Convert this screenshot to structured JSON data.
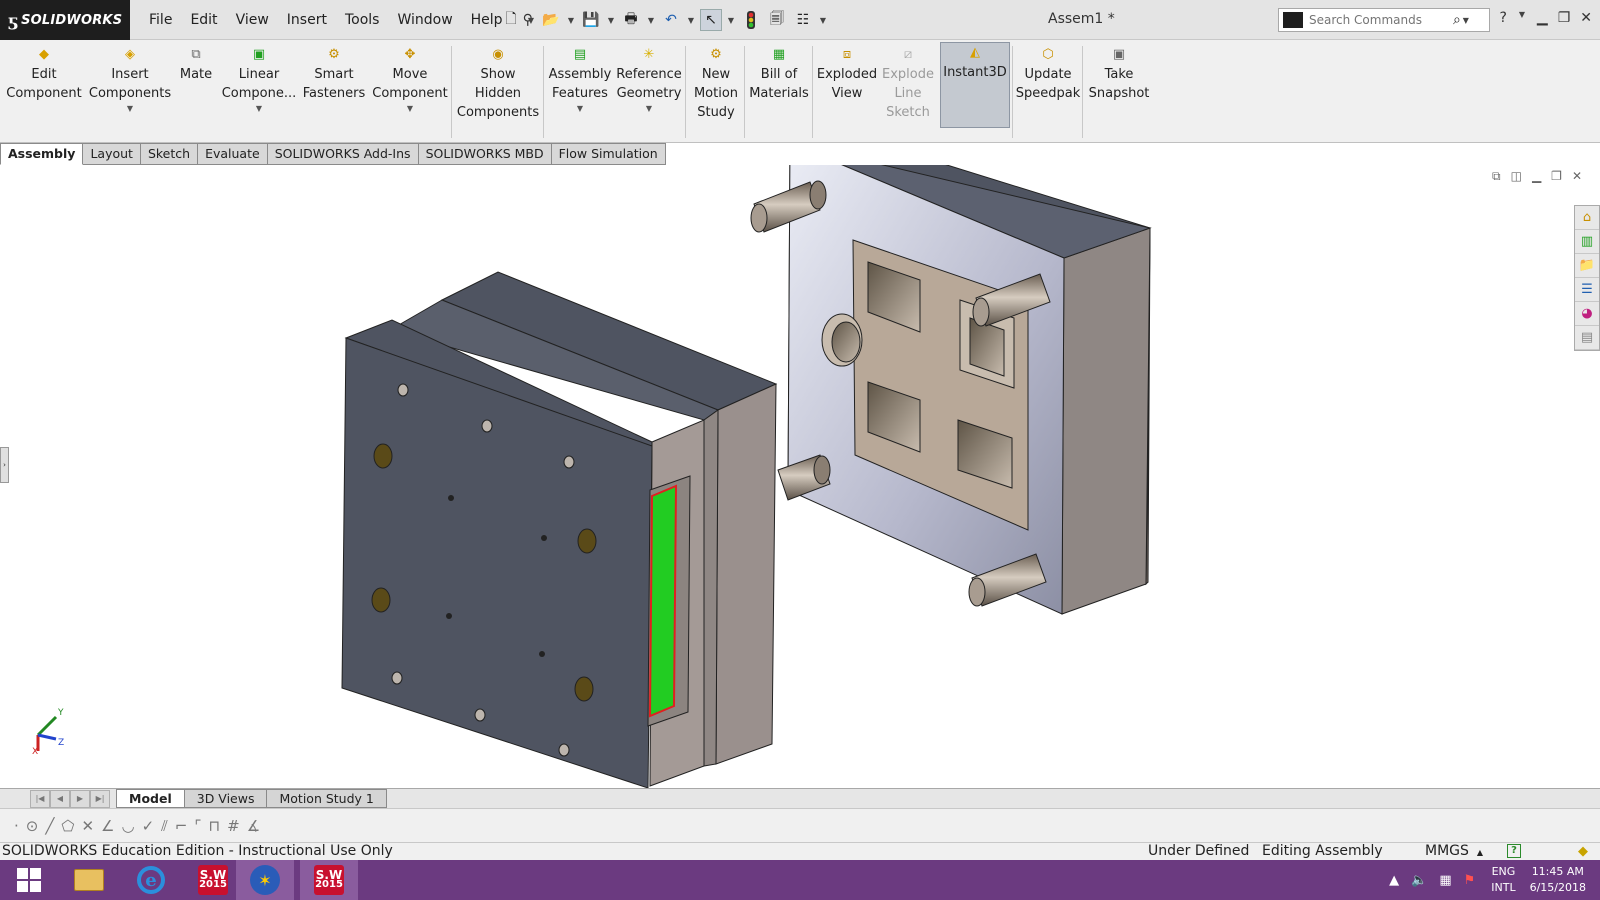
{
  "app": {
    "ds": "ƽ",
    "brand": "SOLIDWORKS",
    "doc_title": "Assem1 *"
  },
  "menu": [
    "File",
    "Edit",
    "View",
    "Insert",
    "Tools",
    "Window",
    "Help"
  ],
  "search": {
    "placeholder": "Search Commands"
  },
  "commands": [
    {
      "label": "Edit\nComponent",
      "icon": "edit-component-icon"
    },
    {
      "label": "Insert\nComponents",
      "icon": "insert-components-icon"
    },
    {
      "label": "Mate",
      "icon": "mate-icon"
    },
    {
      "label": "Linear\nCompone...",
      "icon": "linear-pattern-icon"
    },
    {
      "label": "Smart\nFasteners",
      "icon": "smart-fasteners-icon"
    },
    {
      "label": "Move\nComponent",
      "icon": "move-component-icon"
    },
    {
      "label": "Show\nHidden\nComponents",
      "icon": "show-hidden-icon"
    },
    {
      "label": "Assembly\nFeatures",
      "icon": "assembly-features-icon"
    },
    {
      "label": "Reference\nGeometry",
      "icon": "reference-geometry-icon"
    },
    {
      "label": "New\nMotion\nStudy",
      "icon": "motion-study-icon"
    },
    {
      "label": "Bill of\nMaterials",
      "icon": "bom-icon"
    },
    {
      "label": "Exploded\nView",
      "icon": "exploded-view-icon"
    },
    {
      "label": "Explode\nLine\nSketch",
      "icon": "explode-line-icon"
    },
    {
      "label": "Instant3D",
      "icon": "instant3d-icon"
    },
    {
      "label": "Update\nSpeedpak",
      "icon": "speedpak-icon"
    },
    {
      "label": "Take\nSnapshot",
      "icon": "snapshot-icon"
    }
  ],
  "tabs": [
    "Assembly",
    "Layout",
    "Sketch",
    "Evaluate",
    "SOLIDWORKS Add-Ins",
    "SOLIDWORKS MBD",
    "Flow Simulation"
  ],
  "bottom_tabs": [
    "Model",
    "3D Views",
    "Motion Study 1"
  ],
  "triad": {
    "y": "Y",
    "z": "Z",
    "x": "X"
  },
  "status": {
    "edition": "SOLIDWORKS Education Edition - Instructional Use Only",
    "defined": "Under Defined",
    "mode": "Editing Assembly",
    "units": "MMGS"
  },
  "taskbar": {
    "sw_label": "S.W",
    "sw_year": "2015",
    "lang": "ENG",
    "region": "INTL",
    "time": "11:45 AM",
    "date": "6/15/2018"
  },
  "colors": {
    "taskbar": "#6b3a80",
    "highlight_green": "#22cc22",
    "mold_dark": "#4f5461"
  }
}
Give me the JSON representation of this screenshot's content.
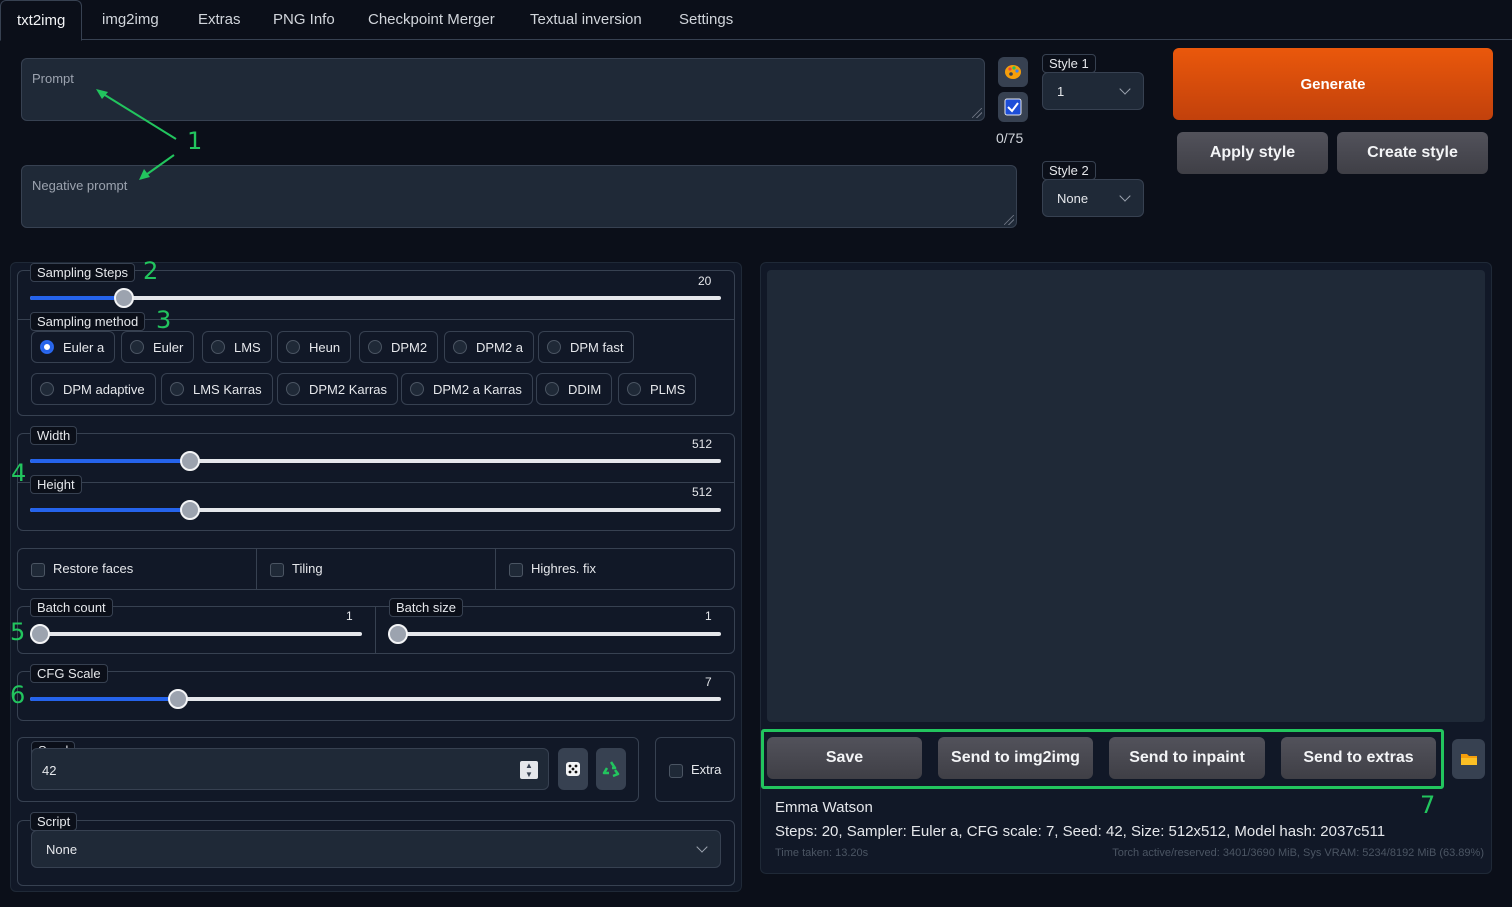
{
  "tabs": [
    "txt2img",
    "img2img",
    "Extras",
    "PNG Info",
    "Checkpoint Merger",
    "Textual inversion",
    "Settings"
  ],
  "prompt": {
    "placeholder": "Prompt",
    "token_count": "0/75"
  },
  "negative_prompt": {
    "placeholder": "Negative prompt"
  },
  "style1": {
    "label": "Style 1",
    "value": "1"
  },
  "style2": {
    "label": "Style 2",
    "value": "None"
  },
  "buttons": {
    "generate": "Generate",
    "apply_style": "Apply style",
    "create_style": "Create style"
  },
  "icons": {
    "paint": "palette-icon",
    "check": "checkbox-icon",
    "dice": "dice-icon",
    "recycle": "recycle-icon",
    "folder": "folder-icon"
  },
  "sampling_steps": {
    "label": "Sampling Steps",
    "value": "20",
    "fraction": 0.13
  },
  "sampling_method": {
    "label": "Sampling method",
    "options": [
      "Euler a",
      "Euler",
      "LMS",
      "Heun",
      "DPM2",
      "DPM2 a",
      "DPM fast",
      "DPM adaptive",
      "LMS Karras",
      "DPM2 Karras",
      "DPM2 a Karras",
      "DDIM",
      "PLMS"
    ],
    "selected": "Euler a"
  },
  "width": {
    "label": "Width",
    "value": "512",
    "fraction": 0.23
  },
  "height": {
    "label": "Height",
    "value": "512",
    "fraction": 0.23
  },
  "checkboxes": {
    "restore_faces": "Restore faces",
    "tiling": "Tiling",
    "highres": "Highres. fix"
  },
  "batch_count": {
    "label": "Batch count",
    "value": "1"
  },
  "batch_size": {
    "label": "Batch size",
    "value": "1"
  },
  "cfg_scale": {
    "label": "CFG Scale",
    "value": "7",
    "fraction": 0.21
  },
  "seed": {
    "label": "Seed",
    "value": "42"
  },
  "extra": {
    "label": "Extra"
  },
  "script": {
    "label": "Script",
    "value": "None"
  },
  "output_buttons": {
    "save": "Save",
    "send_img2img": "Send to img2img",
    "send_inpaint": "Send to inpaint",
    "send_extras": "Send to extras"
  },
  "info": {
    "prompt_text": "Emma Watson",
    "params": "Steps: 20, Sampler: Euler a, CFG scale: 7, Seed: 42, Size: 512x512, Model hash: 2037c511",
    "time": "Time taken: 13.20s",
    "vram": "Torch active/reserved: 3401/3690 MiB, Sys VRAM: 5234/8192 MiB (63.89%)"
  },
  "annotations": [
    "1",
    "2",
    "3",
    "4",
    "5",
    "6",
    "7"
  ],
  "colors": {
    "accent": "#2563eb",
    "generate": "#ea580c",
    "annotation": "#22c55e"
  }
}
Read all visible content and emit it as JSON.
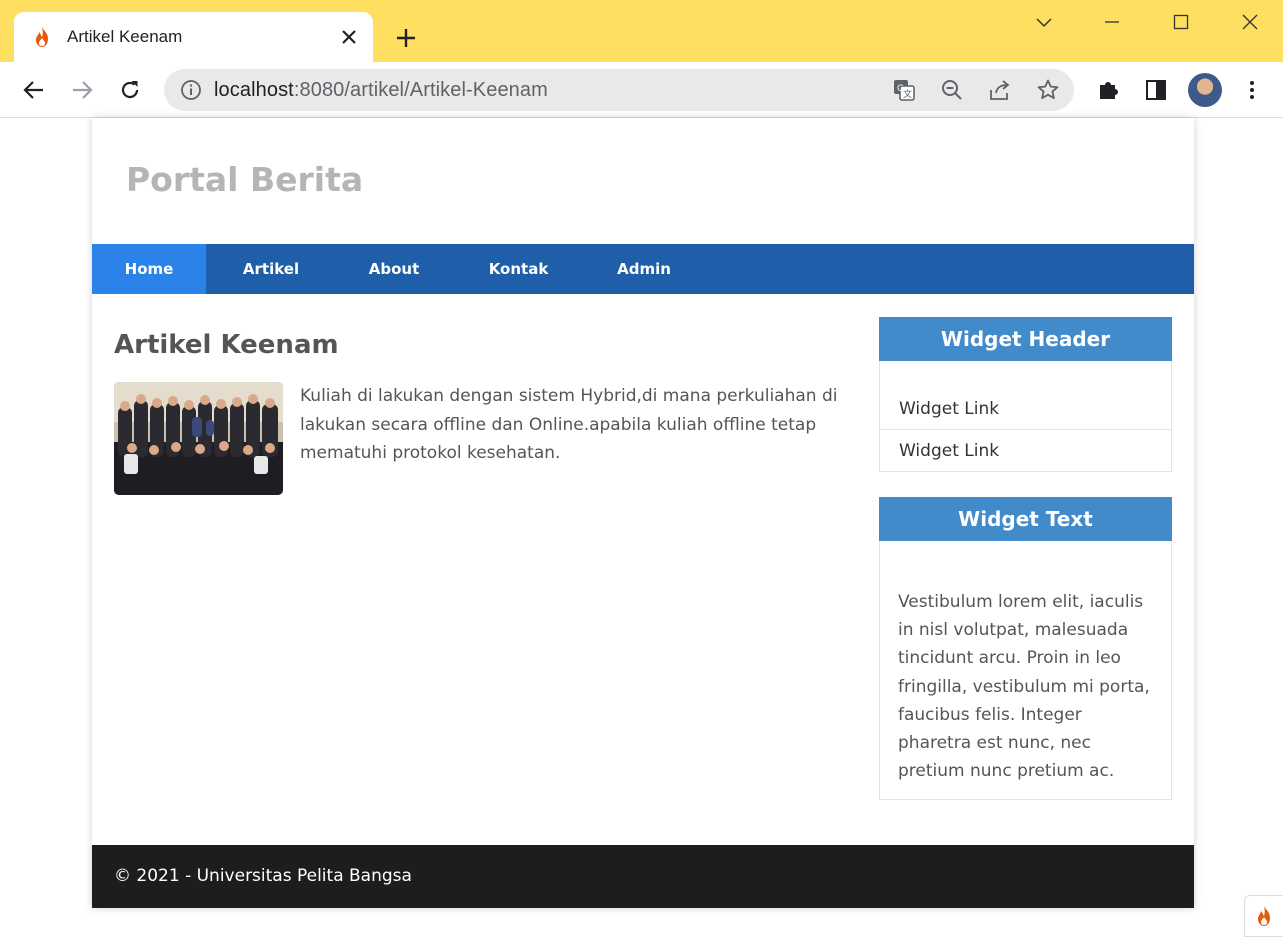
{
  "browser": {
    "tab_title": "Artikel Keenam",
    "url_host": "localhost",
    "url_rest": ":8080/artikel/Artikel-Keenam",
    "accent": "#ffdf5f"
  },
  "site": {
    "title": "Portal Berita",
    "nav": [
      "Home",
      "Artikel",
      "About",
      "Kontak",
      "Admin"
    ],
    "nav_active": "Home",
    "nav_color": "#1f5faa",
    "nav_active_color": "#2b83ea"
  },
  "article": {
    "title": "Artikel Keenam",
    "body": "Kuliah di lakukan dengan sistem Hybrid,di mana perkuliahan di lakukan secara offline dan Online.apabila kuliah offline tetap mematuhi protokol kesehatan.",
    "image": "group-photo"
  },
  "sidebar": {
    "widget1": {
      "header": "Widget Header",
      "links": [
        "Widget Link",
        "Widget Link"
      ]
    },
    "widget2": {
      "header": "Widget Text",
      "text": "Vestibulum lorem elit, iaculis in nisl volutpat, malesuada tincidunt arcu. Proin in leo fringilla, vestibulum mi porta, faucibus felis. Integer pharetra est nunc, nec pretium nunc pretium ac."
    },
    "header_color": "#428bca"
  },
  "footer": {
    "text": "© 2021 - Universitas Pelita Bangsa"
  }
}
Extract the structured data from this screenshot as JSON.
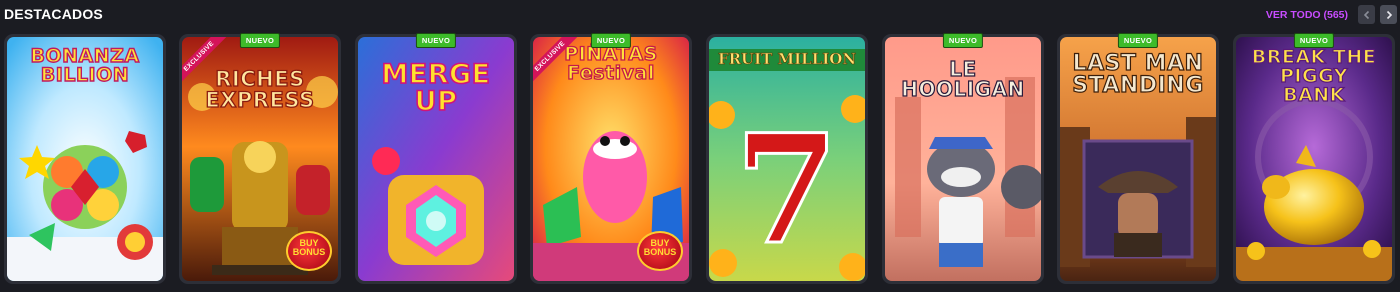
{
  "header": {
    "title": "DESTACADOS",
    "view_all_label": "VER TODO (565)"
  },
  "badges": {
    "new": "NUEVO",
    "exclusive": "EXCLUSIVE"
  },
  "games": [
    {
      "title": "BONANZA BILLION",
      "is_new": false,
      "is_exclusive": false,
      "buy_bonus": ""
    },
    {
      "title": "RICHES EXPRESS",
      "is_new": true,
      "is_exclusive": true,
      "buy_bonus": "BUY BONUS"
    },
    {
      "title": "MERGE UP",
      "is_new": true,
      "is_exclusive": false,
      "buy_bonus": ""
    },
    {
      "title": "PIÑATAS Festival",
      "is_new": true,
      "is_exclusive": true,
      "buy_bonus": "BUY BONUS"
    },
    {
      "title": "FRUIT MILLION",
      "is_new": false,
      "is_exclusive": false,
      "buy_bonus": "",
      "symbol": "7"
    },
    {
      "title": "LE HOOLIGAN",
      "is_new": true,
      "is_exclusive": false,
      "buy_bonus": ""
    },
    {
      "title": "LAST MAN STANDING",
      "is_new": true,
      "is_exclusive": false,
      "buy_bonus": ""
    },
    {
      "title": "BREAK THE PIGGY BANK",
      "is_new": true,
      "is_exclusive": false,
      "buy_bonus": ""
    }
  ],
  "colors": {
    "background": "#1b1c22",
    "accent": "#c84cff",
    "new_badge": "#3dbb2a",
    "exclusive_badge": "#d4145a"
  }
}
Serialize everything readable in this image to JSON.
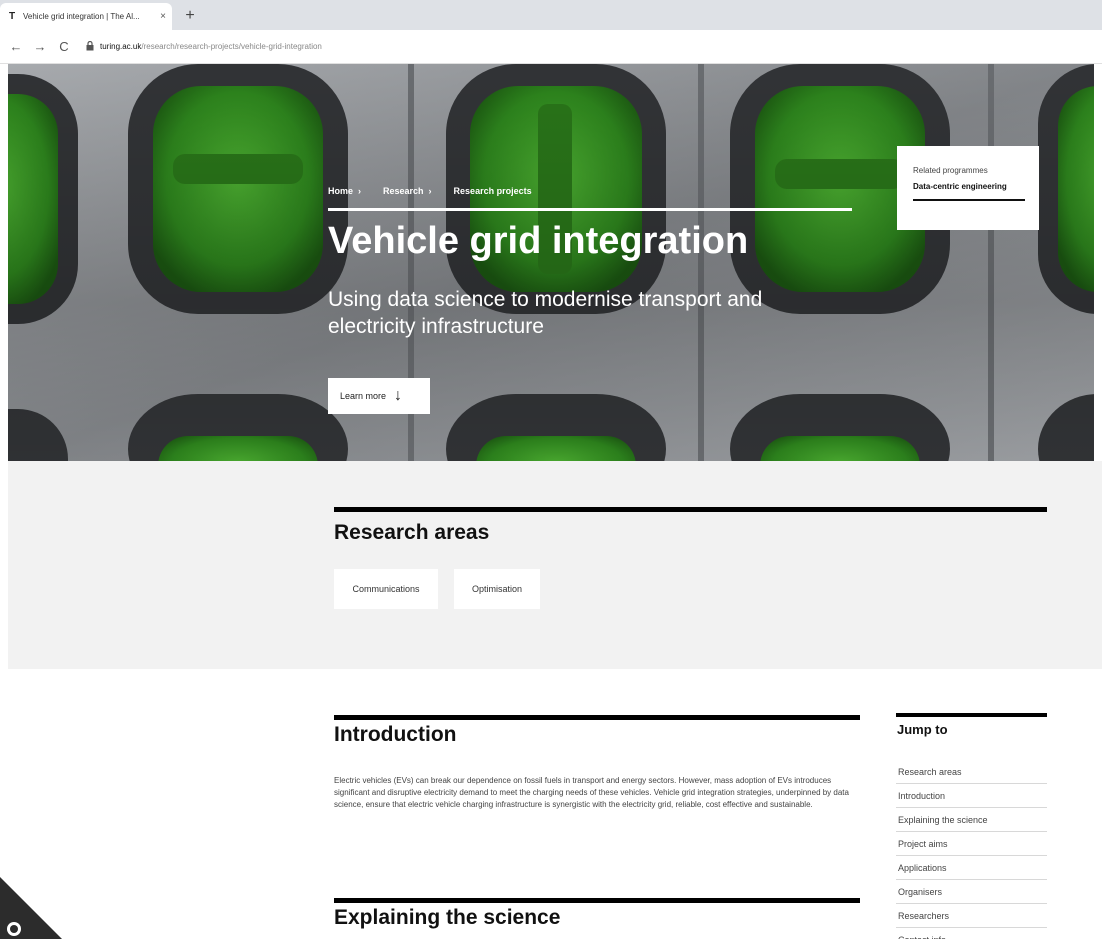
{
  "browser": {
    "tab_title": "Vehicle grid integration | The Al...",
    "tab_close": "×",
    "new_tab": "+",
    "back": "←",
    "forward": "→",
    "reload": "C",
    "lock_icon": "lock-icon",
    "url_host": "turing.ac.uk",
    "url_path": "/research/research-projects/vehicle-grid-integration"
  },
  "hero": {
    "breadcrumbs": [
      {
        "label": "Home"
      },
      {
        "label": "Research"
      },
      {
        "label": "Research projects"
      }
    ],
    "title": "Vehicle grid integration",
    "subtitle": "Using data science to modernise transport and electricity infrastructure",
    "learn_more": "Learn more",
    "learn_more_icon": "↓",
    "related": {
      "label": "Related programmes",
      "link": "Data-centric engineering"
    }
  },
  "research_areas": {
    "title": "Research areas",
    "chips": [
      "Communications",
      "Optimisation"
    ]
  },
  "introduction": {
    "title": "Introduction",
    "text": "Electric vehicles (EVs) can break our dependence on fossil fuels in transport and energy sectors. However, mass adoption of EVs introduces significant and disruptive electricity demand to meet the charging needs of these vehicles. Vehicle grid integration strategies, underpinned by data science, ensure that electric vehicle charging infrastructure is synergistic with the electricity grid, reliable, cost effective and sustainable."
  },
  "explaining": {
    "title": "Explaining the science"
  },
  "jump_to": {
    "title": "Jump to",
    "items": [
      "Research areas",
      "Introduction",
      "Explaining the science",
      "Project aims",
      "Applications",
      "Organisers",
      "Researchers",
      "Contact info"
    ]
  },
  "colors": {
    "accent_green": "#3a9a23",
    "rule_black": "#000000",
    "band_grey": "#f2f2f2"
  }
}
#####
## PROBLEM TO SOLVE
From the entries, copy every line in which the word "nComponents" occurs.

## TASK OUTPUT
      "label": "Insert\nComponents",
      "label": "Show\nHidden\nComponents",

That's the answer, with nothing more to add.